The cast was something spectacular—Dennis Franz, John Mahoney, Craig T. Nelson, Kris Tabori to name a few. John Malkovich is a day player in this crowd. Seriously. Kim and I (Yup. Got her to Chicago. Another story for another day…) were going to local theater and seeing Steppenwolf shows in a storefront on benches. Joe Morton’s daughter, Amy Morton is well on her way to becoming an amazing theater actress. The 2 Tony nominations are yet to come, but by then she was in a little theater group we used to go see that included some guys named Gary Cole and Billy Peterson. They’re pretty good too. The town was exploding with acting talent. Continue reading “Hit the Ground Running in Chicago…”
As I speak about working in film and TV, I do try to impart to rookie and pro alike that for us, the filmworker– it’s not the show, but all shows…
Our lives on set are not measured by the projects we work on or the people who send us our checks. It is in the process we live.
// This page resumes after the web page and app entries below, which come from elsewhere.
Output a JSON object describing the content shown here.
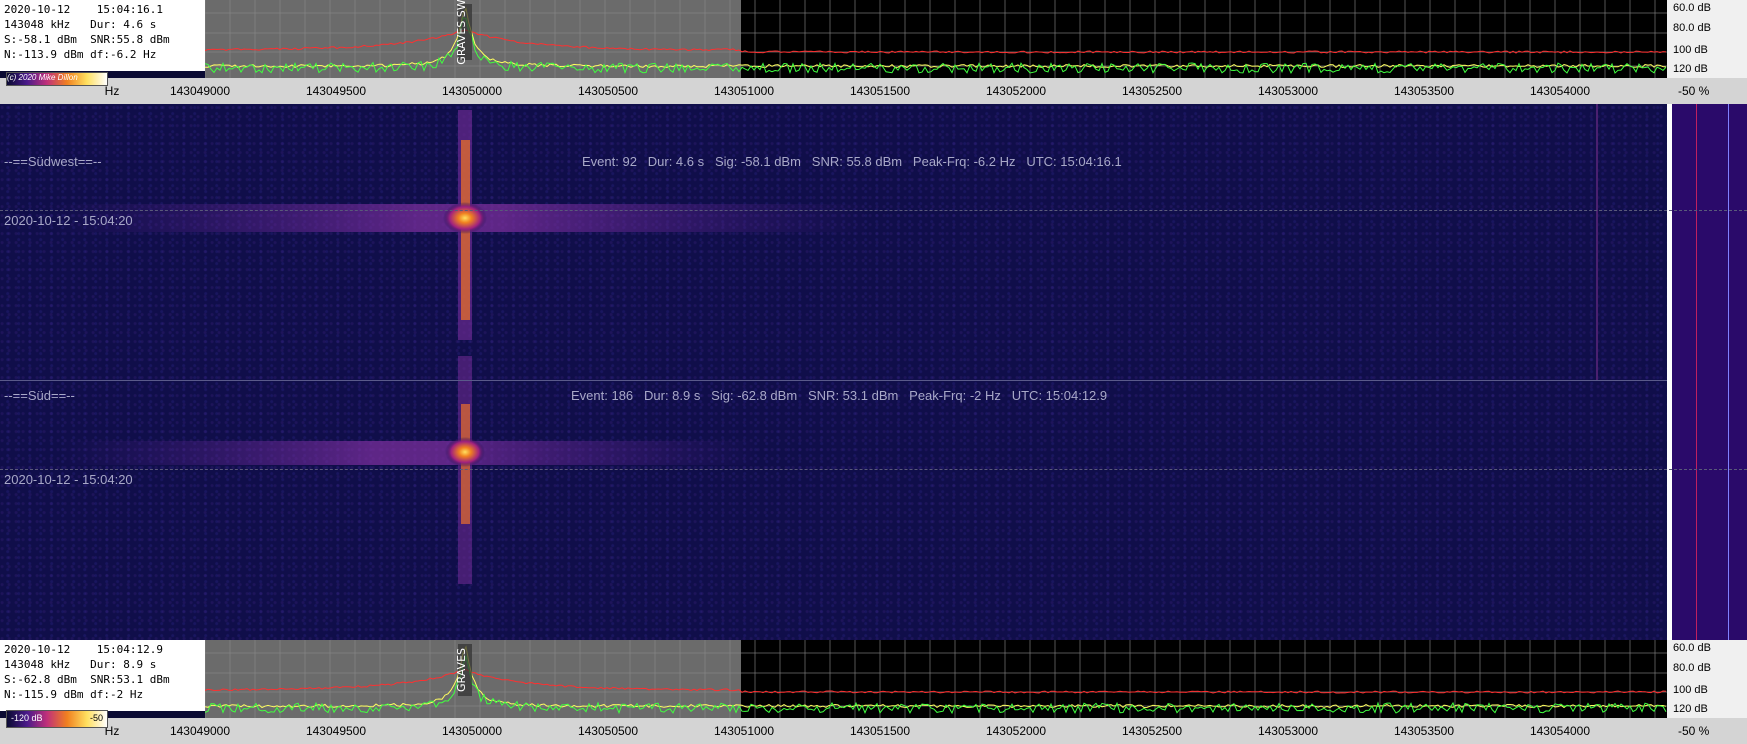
{
  "top_panel": {
    "date": "2020-10-12",
    "time": "15:04:16.1",
    "freq": "143048 kHz",
    "duration": "Dur: 4.6 s",
    "signal": "S:-58.1 dBm",
    "snr": "SNR:55.8 dBm",
    "noise": "N:-113.9 dBm",
    "df": "df:-6.2 Hz",
    "peak_label": "GRAVES SW",
    "copyright": "(c) 2020 Mike Dillon"
  },
  "bottom_panel": {
    "date": "2020-10-12",
    "time": "15:04:12.9",
    "freq": "143048 kHz",
    "duration": "Dur: 8.9 s",
    "signal": "S:-62.8 dBm",
    "snr": "SNR:53.1 dBm",
    "noise": "N:-115.9 dBm",
    "df": "df:-2 Hz",
    "peak_label": "GRAVES",
    "colorbar_min": "-120 dB",
    "colorbar_max": "-50"
  },
  "db_scale": [
    "60.0 dB",
    "80.0 dB",
    "100 dB",
    "120 dB"
  ],
  "freq_unit": "Hz",
  "freq_ticks": [
    "143049000",
    "143049500",
    "143050000",
    "143050500",
    "143051000",
    "143051500",
    "143052000",
    "143052500",
    "143053000",
    "143053500",
    "143054000"
  ],
  "percent": "-50 %",
  "channels": [
    {
      "name": "--==Südwest==--",
      "event": "Event: 92   Dur: 4.6 s   Sig: -58.1 dBm   SNR: 55.8 dBm   Peak-Frq: -6.2 Hz   UTC: 15:04:16.1",
      "timestamp": "2020-10-12 - 15:04:20"
    },
    {
      "name": "--==Süd==--",
      "event": "Event: 186   Dur: 8.9 s   Sig: -62.8 dBm   SNR: 53.1 dBm   Peak-Frq: -2 Hz   UTC: 15:04:12.9",
      "timestamp": "2020-10-12 - 15:04:20"
    }
  ],
  "colors": {
    "background": "#100e4a",
    "spectrum_green": "#40ff40",
    "spectrum_red": "#ff3030",
    "spectrum_yellow": "#ffff60",
    "signal_core": "#ffd060"
  }
}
We love projects that are wonderful and perfect, but we work mostly on projects that need our help to create and bring them to life. An Actor can only effectively do one role at a time and only really concentrate on the immediate work if they want to know the scene intimately. The same is said for the Cinematographer, the focus puller and the dolly grip. Yes, they’ll talk at lunch about the big stunt coming up this weekend, but their day is locked in the day to day creative struggle to film each shot, each scene.
Continue reading “The “Hollywood Life” of the Cast & Crew”
In the explosion pic from the final scene of last season’s Chicago Fire finale, you can tell it’s Boden’s stunt double. It captured the moment of the 4th floor blowing out just before the whole front blows out and envelopes Chief Kenny. John Milinac and the Special Effects team had set up crossing mortars loaded with dust and debris. In the heart of the cross, Chief Kenny is able to walk directly into the explosion under the strict supervision of the Stunt Coordinator Rick LeFevour. Pretty effective and scary. Boden is left watching the horrible sight.
No longer Producing Chicago Fire, now I’m just a fan. Very curious to see what the new season will bring – hearing great things from Chicago. Pretty tall order for Wolf, Olmstead, Haas and Brandt. 44 hours of TV over the 2014/15 season for 2 shows, CF and Chicago PD. Continue reading “So long Chicago, hello LA”